If all were restored to its former state, though, the peasants of Famm Ẓāfir promised to return to their village to plant its fields, to restore its built structures, and to maintain and protect (ḥifẓ wa ḥarāsa) its canal in accordance with previous laws. Understanding the seriousness of the peasants’ threats and their inability to do anything in the face of them, all the multazims and other imperial officials in the court acquiesced to the peasants’ demands and recommended that Famm Ẓāfir be reattached to the administration of al-Kashūfiyya. Thus, the peasants of Famm Ẓāfir successfully leveraged their powers as cultivators and sources of revenue to expel an unjust and corrupt ruler and to return their village to the administrative control of al-Kashūfiyya. By abandoning their village and preventing it from functioning as a productive agricultural unit (by essentially breaking the factory’s machines), peasants were able to force the hand of multazims and of the Ottoman administration of Egypt itself to agree to their demands to remove Aḥmad Jalabī.

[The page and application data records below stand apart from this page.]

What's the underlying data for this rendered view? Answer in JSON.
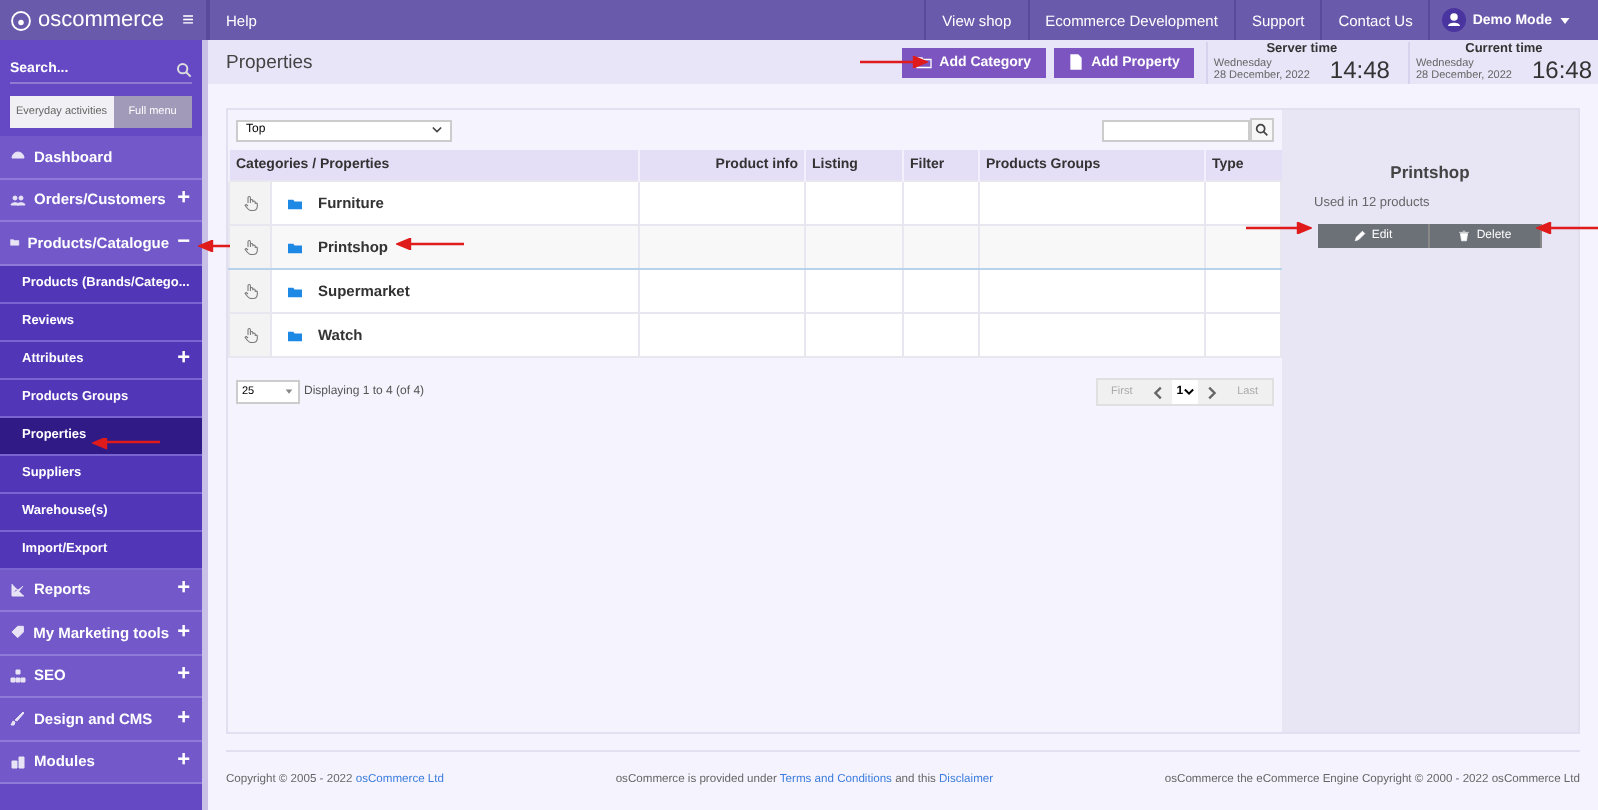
{
  "topbar": {
    "logo": "oscommerce",
    "menu_icon": "≡",
    "left_links": [
      "Help"
    ],
    "right_links": [
      "View shop",
      "Ecommerce Development",
      "Support",
      "Contact Us"
    ],
    "user": "Demo Mode"
  },
  "sidebar": {
    "search": {
      "placeholder": "Search..."
    },
    "modes": [
      {
        "label": "Everyday activities",
        "selected": false
      },
      {
        "label": "Full menu",
        "selected": true
      }
    ],
    "items": [
      {
        "kind": "main",
        "label": "Dashboard",
        "selected": false
      },
      {
        "kind": "main",
        "label": "Orders/Customers",
        "toggle": "+",
        "selected": false
      },
      {
        "kind": "main",
        "label": "Products/Catalogue",
        "toggle": "−",
        "selected": false
      },
      {
        "kind": "sub",
        "label": "Products (Brands/Catego...",
        "selected": false
      },
      {
        "kind": "sub",
        "label": "Reviews",
        "selected": false
      },
      {
        "kind": "sub",
        "label": "Attributes",
        "toggle": "+",
        "selected": false
      },
      {
        "kind": "sub",
        "label": "Products Groups",
        "selected": false
      },
      {
        "kind": "sub",
        "label": "Properties",
        "selected": true
      },
      {
        "kind": "sub",
        "label": "Suppliers",
        "selected": false
      },
      {
        "kind": "sub",
        "label": "Warehouse(s)",
        "selected": false
      },
      {
        "kind": "sub",
        "label": "Import/Export",
        "selected": false
      },
      {
        "kind": "main",
        "label": "Reports",
        "toggle": "+",
        "selected": false
      },
      {
        "kind": "main",
        "label": "My Marketing tools",
        "toggle": "+",
        "selected": false
      },
      {
        "kind": "main",
        "label": "SEO",
        "toggle": "+",
        "selected": false
      },
      {
        "kind": "main",
        "label": "Design and CMS",
        "toggle": "+",
        "selected": false
      },
      {
        "kind": "main",
        "label": "Modules",
        "toggle": "+",
        "selected": false
      }
    ]
  },
  "page": {
    "title": "Properties",
    "buttons": [
      {
        "label": "Add Category"
      },
      {
        "label": "Add Property"
      }
    ],
    "clocks": [
      {
        "label": "Server time",
        "day": "Wednesday",
        "date": "28 December, 2022",
        "time": "14:48"
      },
      {
        "label": "Current time",
        "day": "Wednesday",
        "date": "28 December, 2022",
        "time": "16:48"
      }
    ]
  },
  "filter": {
    "value": "Top"
  },
  "table": {
    "columns": [
      "Categories / Properties",
      "Product info",
      "Listing",
      "Filter",
      "Products Groups",
      "Type"
    ],
    "rows": [
      {
        "name": "Furniture",
        "selected": false
      },
      {
        "name": "Printshop",
        "selected": true
      },
      {
        "name": "Supermarket",
        "selected": false
      },
      {
        "name": "Watch",
        "selected": false
      }
    ]
  },
  "pager": {
    "per_page": "25",
    "summary": "Displaying 1 to 4 (of 4)",
    "first": "First",
    "page": "1",
    "last": "Last"
  },
  "detail": {
    "title": "Printshop",
    "text": "Used in 12 products",
    "buttons": [
      "Edit",
      "Delete"
    ]
  },
  "footer": {
    "left": "Copyright © 2005 - 2022 ",
    "left_link": "osCommerce Ltd",
    "mid": "osCommerce is provided under ",
    "mid_link1": "Terms and Conditions",
    "mid_and": " and this ",
    "mid_link2": "Disclaimer",
    "right": "osCommerce the eCommerce Engine Copyright © 2000 - 2022 osCommerce Ltd"
  }
}
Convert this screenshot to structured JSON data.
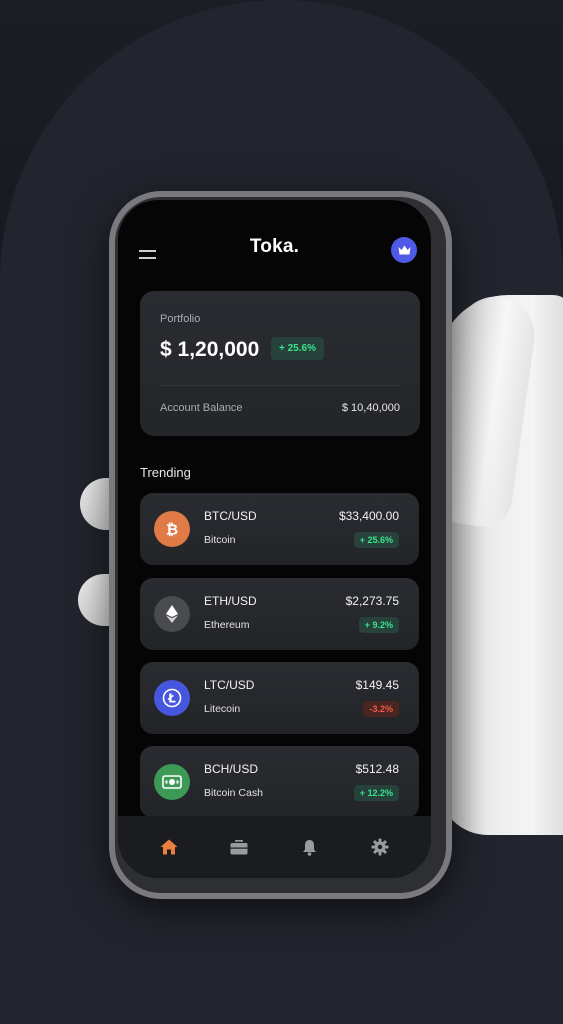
{
  "app": {
    "title": "Toka."
  },
  "portfolio": {
    "label": "Portfolio",
    "amount": "$ 1,20,000",
    "change": "+ 25.6%",
    "account_balance_label": "Account Balance",
    "account_balance_value": "$ 10,40,000"
  },
  "trending": {
    "title": "Trending",
    "items": [
      {
        "pair": "BTC/USD",
        "name": "Bitcoin",
        "price": "$33,400.00",
        "change": "+ 25.6%",
        "direction": "up",
        "icon": "bitcoin-icon",
        "color": "#e07a46"
      },
      {
        "pair": "ETH/USD",
        "name": "Ethereum",
        "price": "$2,273.75",
        "change": "+ 9.2%",
        "direction": "up",
        "icon": "ethereum-icon",
        "color": "#4a4b4f"
      },
      {
        "pair": "LTC/USD",
        "name": "Litecoin",
        "price": "$149.45",
        "change": "-3.2%",
        "direction": "down",
        "icon": "litecoin-icon",
        "color": "#4656df"
      },
      {
        "pair": "BCH/USD",
        "name": "Bitcoin Cash",
        "price": "$512.48",
        "change": "+ 12.2%",
        "direction": "up",
        "icon": "bitcoin-cash-icon",
        "color": "#3d9a56"
      }
    ]
  },
  "nav": {
    "items": [
      {
        "icon": "home-icon",
        "active": true
      },
      {
        "icon": "briefcase-icon",
        "active": false
      },
      {
        "icon": "bell-icon",
        "active": false
      },
      {
        "icon": "gear-icon",
        "active": false
      }
    ]
  },
  "colors": {
    "accent": "#e97e3d",
    "positive": "#3ee28f",
    "negative": "#ef5a45",
    "avatar": "#4f5be7"
  }
}
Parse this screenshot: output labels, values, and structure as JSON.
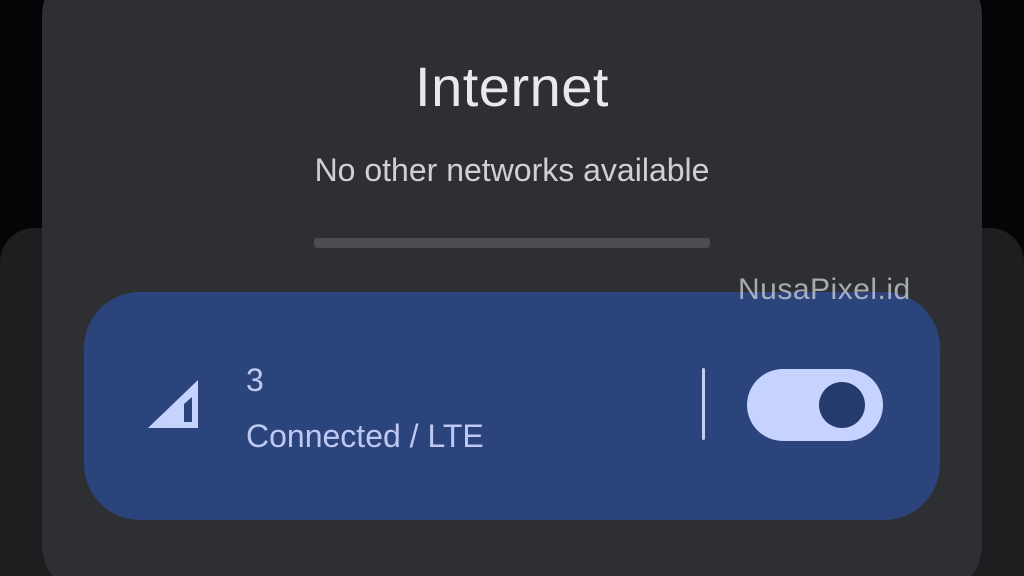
{
  "dialog": {
    "title": "Internet",
    "subtitle": "No other networks available"
  },
  "network": {
    "carrier": "3",
    "status": "Connected / LTE",
    "signal_icon": "cellular-signal-icon",
    "toggle_on": true
  },
  "watermark": {
    "text": "NusaPixel.id"
  },
  "colors": {
    "panel": "#2e2f33",
    "card": "#2c447c",
    "card_text": "#bdc9f2",
    "toggle_track": "#c7d3ff",
    "toggle_knob": "#253b6e"
  }
}
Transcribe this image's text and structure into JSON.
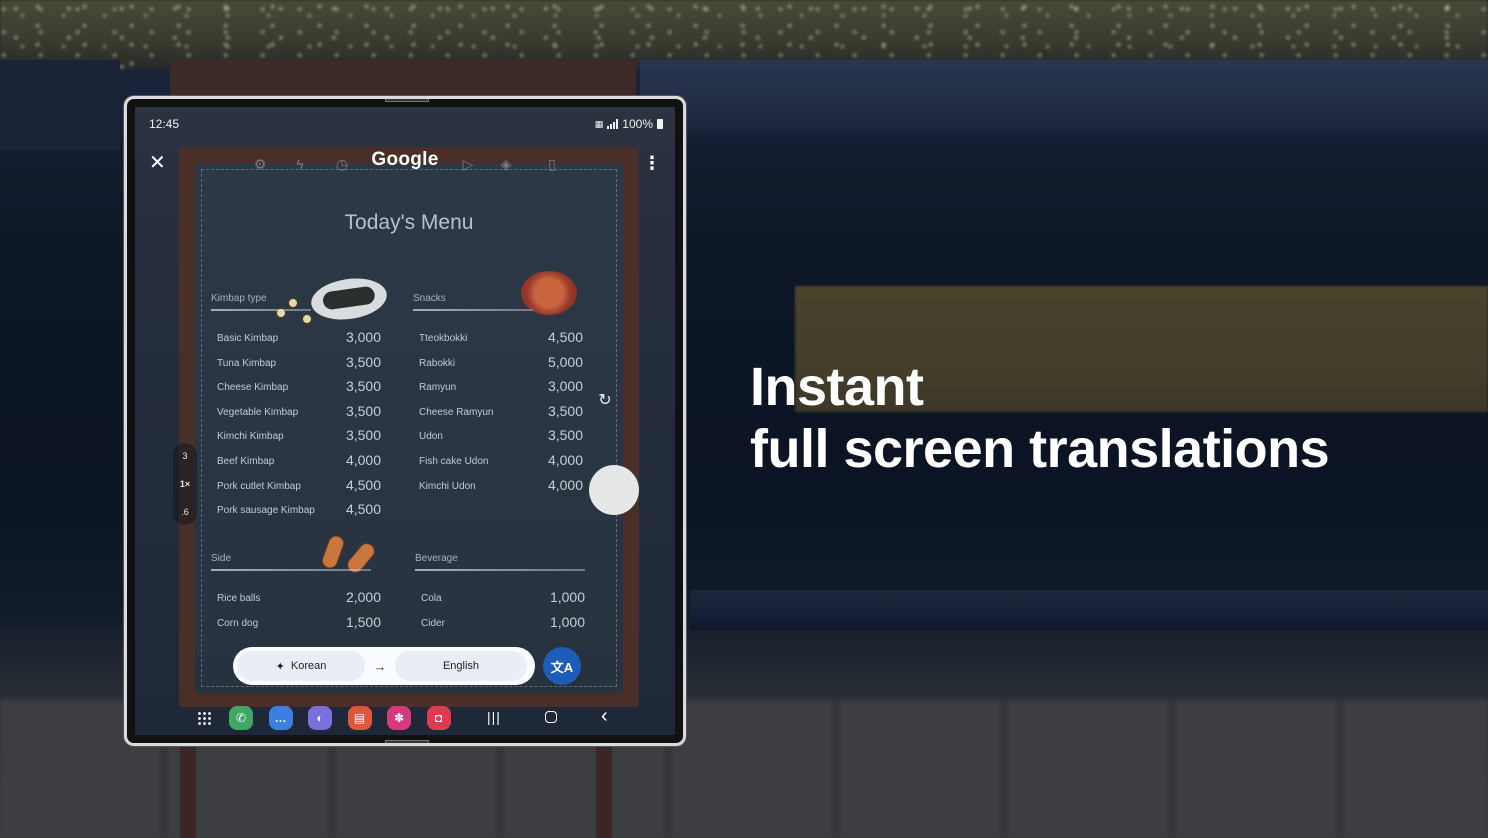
{
  "headline": {
    "line1": "Instant",
    "line2": "full screen translations"
  },
  "status_bar": {
    "time": "12:45",
    "battery": "100%",
    "icons": [
      "data-saver-icon",
      "signal-icon",
      "battery-icon"
    ]
  },
  "lens_toolbar": {
    "close_icon": "✕",
    "logo": "Google",
    "more_icon": "⋮",
    "tools": [
      {
        "name": "settings-icon",
        "glyph": "⚙"
      },
      {
        "name": "flash-icon",
        "glyph": "ϟ"
      },
      {
        "name": "timer-icon",
        "glyph": "◷"
      },
      {
        "name": "video-icon",
        "glyph": "▷"
      },
      {
        "name": "layers-icon",
        "glyph": "◈"
      },
      {
        "name": "panel-icon",
        "glyph": "▯"
      }
    ]
  },
  "menu": {
    "title": "Today's Menu",
    "sections": [
      {
        "label": "Kimbap type",
        "items": [
          {
            "name": "Basic Kimbap",
            "price": "3,000"
          },
          {
            "name": "Tuna Kimbap",
            "price": "3,500"
          },
          {
            "name": "Cheese Kimbap",
            "price": "3,500"
          },
          {
            "name": "Vegetable Kimbap",
            "price": "3,500"
          },
          {
            "name": "Kimchi Kimbap",
            "price": "3,500"
          },
          {
            "name": "Beef Kimbap",
            "price": "4,000"
          },
          {
            "name": "Pork cutlet Kimbap",
            "price": "4,500"
          },
          {
            "name": "Pork sausage Kimbap",
            "price": "4,500"
          }
        ]
      },
      {
        "label": "Snacks",
        "items": [
          {
            "name": "Tteokbokki",
            "price": "4,500"
          },
          {
            "name": "Rabokki",
            "price": "5,000"
          },
          {
            "name": "Ramyun",
            "price": "3,000"
          },
          {
            "name": "Cheese Ramyun",
            "price": "3,500"
          },
          {
            "name": "Udon",
            "price": "3,500"
          },
          {
            "name": "Fish cake Udon",
            "price": "4,000"
          },
          {
            "name": "Kimchi Udon",
            "price": "4,000"
          }
        ]
      },
      {
        "label": "Side",
        "items": [
          {
            "name": "Rice balls",
            "price": "2,000"
          },
          {
            "name": "Corn dog",
            "price": "1,500"
          }
        ]
      },
      {
        "label": "Beverage",
        "items": [
          {
            "name": "Cola",
            "price": "1,000"
          },
          {
            "name": "Cider",
            "price": "1,000"
          }
        ]
      }
    ]
  },
  "zoom_control": {
    "levels": [
      "3",
      "1×",
      ".6"
    ],
    "current": "1×"
  },
  "camera_controls": {
    "refresh_icon": "↻"
  },
  "translate_bar": {
    "source_language": "Korean",
    "source_icon": "✦",
    "arrow": "→",
    "target_language": "English",
    "translate_icon": "文A"
  },
  "nav_bar": {
    "apps": [
      {
        "name": "phone",
        "glyph": "✆",
        "color": "#3fa863"
      },
      {
        "name": "messages",
        "glyph": "…",
        "color": "#3d7fe0"
      },
      {
        "name": "internet",
        "glyph": "◐",
        "color": "#7b6fe0"
      },
      {
        "name": "notes",
        "glyph": "▤",
        "color": "#e0563a"
      },
      {
        "name": "gallery",
        "glyph": "✽",
        "color": "#d63a7c"
      },
      {
        "name": "camera",
        "glyph": "◘",
        "color": "#e03a52"
      }
    ],
    "recents_icon": "|||",
    "back_icon": "‹"
  },
  "colors": {
    "translate_fab": "#1f5bb8",
    "lang_bar": "#fbfcff",
    "lang_chip": "#e9edf6",
    "board": "#2b3745"
  }
}
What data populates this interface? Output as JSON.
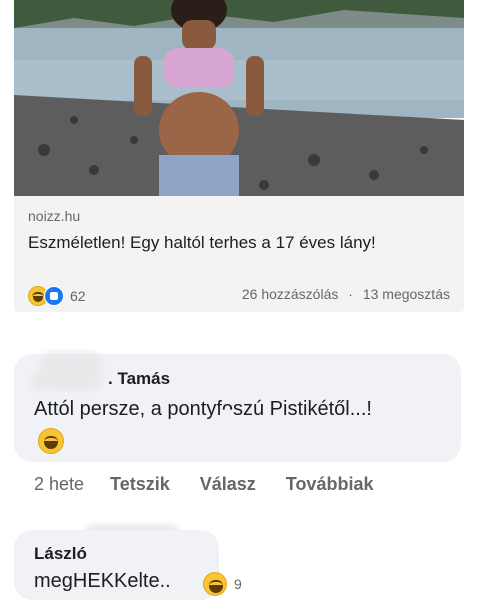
{
  "post": {
    "source": "noizz.hu",
    "headline": "Eszméletlen! Egy haltól terhes a 17 éves lány!",
    "reaction_count": "62",
    "comments_count": "26 hozzászólás",
    "separator": "·",
    "shares_count": "13 megosztás"
  },
  "comments": [
    {
      "author": ". Tamás",
      "text": "Attól persze, a pontyfᴖszú Pistikétől...!",
      "reaction": "haha-icon"
    },
    {
      "author": "László",
      "text": "megHEKKelte..",
      "reaction_count": "9"
    }
  ],
  "comment_actions": {
    "time": "2 hete",
    "like": "Tetszik",
    "reply": "Válasz",
    "more": "Továbbiak"
  },
  "colors": {
    "card_bg": "#f3f3f3",
    "bubble_bg": "#f0f2f5",
    "secondary_text": "#65676b",
    "like_blue": "#1877f2",
    "haha_yellow": "#f7c531"
  }
}
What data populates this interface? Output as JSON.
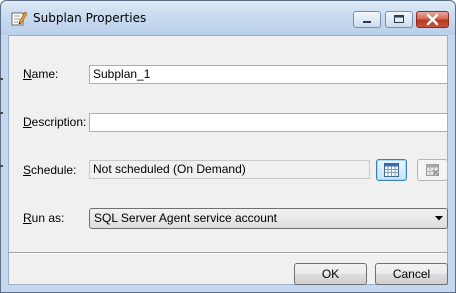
{
  "window": {
    "title": "Subplan Properties",
    "icon": "properties-pencil-icon"
  },
  "form": {
    "name_label": "Name:",
    "name_value": "Subplan_1",
    "description_label": "Description:",
    "description_value": "",
    "schedule_label": "Schedule:",
    "schedule_value": "Not scheduled (On Demand)",
    "runas_label": "Run as:",
    "runas_value": "SQL Server Agent service account"
  },
  "buttons": {
    "ok": "OK",
    "cancel": "Cancel"
  },
  "colors": {
    "titlebar": "#c9dbf0",
    "close_button": "#c7533b",
    "dialog_face": "#f0f0f0"
  }
}
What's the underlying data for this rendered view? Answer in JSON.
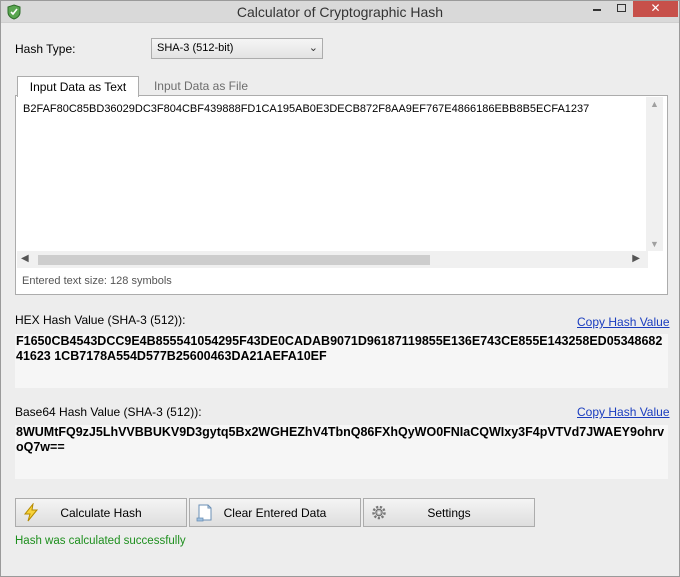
{
  "window": {
    "title": "Calculator of Cryptographic Hash"
  },
  "hash_type": {
    "label": "Hash Type:",
    "selected": "SHA-3 (512-bit)"
  },
  "tabs": [
    {
      "label": "Input Data as Text",
      "active": true
    },
    {
      "label": "Input Data as File",
      "active": false
    }
  ],
  "input": {
    "text": "B2FAF80C85BD36029DC3F804CBF439888FD1CA195AB0E3DECB872F8AA9EF767E4866186EBB8B5ECFA1237",
    "size_text": "Entered text size: 128 symbols"
  },
  "hex": {
    "label": "HEX Hash Value (SHA-3 (512)):",
    "copy_label": "Copy Hash Value",
    "value": "F1650CB4543DCC9E4B855541054295F43DE0CADAB9071D96187119855E136E743CE855E143258ED0534868241623 1CB7178A554D577B25600463DA21AEFA10EF"
  },
  "base64": {
    "label": "Base64 Hash Value (SHA-3 (512)):",
    "copy_label": "Copy Hash Value",
    "value": "8WUMtFQ9zJ5LhVVBBUKV9D3gytq5Bx2WGHEZhV4TbnQ86FXhQyWO0FNIaCQWIxy3F4pVTVd7JWAEY9ohrvoQ7w=="
  },
  "buttons": {
    "calculate": "Calculate Hash",
    "clear": "Clear Entered Data",
    "settings": "Settings"
  },
  "status": "Hash was calculated successfully",
  "colors": {
    "link": "#1a3dbf",
    "status": "#1e8f1e",
    "close": "#c7504a"
  }
}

The role of irrigation works was central to this case, because their failure to function properly was the reason the peasants of Famm Ẓāfir were able to win the support of the leaders of nearby villages. Indeed, because the peasants of Famm Ẓāfir purposefully allowed the canal in their village to fall into disrepair, numerous other villages were not able to irrigate their fields and were thereby also made victims of the hardships visited upon the peasants of Famm Ẓāfir by Aḥmad Jalabī. The canal and the waters it carried were thus strategically used to great effect by the peasants of Famm Ẓāfir. Not only does this case (and numerous others) prove that Egyptian peasants indeed had agency and voice in the eighteenth-century countryside; it also exemplifies how peasants were able to affect Ottoman rule in Egypt by altering the material conditions of their rural world through changing the course of a canal and, in turn, the course of their own history.
[Excerpted from Alan Mikhail, Nature and Empire in Ottoman Egypt: An Environmental History. @ 2011 by Alan Mikhail. Excerpted by permission of the author. For more information, or to purchase this book, click here; for the author`s website, click here.]